═════ SOURCE MATERIAL ═════

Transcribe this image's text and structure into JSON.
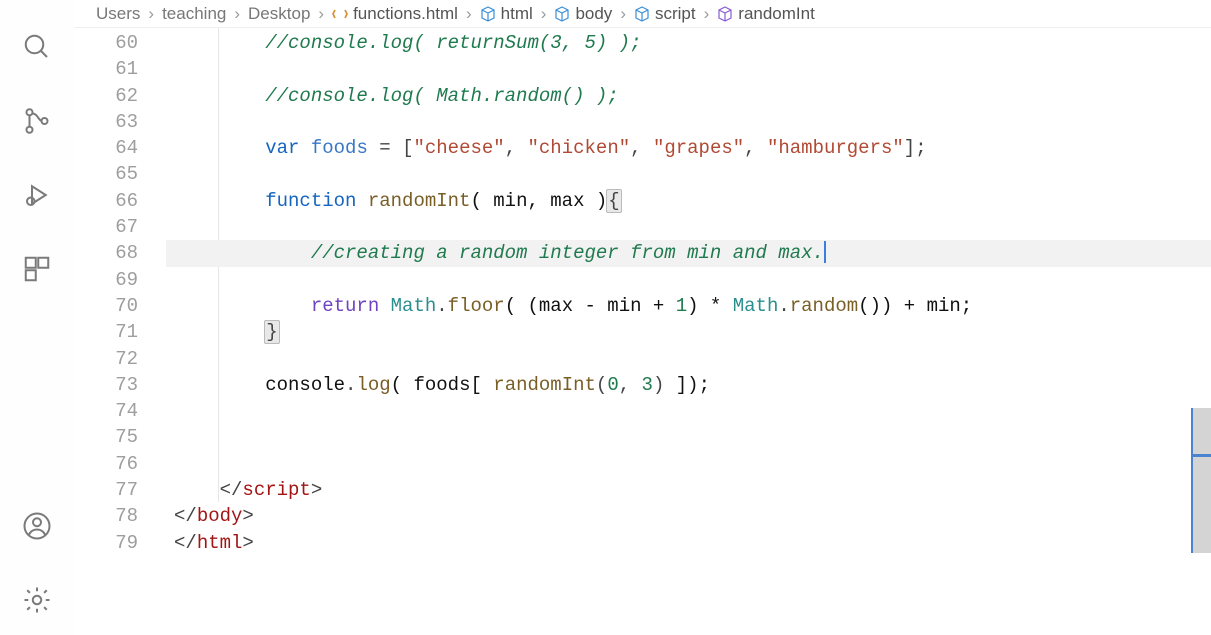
{
  "breadcrumb": {
    "users": "Users",
    "teaching": "teaching",
    "desktop": "Desktop",
    "file": "functions.html",
    "sym_html": "html",
    "sym_body": "body",
    "sym_script": "script",
    "sym_func": "randomInt"
  },
  "lines": {
    "start": 60,
    "end": 79,
    "numbers": [
      "60",
      "61",
      "62",
      "63",
      "64",
      "65",
      "66",
      "67",
      "68",
      "69",
      "70",
      "71",
      "72",
      "73",
      "74",
      "75",
      "76",
      "77",
      "78",
      "79"
    ]
  },
  "code": {
    "l60_comment": "//console.log( returnSum(3, 5) );",
    "l62_comment": "//console.log( Math.random() );",
    "l64_var": "var",
    "l64_name": "foods",
    "l64_eq": " = [",
    "l64_s1": "\"cheese\"",
    "l64_s2": "\"chicken\"",
    "l64_s3": "\"grapes\"",
    "l64_s4": "\"hamburgers\"",
    "l64_end": "];",
    "l66_kw": "function",
    "l66_fn": "randomInt",
    "l66_params": "( min, max )",
    "l66_brace": "{",
    "l68_comment": "//creating a random integer from min and max.",
    "l70_return": "return",
    "l70_math1": "Math",
    "l70_floor": "floor",
    "l70_mid": "( (max - min + ",
    "l70_one": "1",
    "l70_mid2": ") * ",
    "l70_math2": "Math",
    "l70_random": "random",
    "l70_end": "()) + min;",
    "l71_brace": "}",
    "l73_console": "console",
    "l73_log": "log",
    "l73_open": "( foods[ ",
    "l73_fn": "randomInt",
    "l73_args_open": "(",
    "l73_a0": "0",
    "l73_comma": ", ",
    "l73_a1": "3",
    "l73_args_close": ")",
    "l73_close": " ]);",
    "l77_close_script_open": "</",
    "l77_close_script_tag": "script",
    "l77_close_script_end": ">",
    "l78_close_body_open": "</",
    "l78_close_body_tag": "body",
    "l78_close_body_end": ">",
    "l79_close_html_open": "</",
    "l79_close_html_tag": "html",
    "l79_close_html_end": ">"
  },
  "cursor": {
    "line": 68,
    "after_text": true
  }
}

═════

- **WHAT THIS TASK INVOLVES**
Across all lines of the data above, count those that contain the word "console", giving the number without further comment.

- **ANSWER FOR THE TASK**
3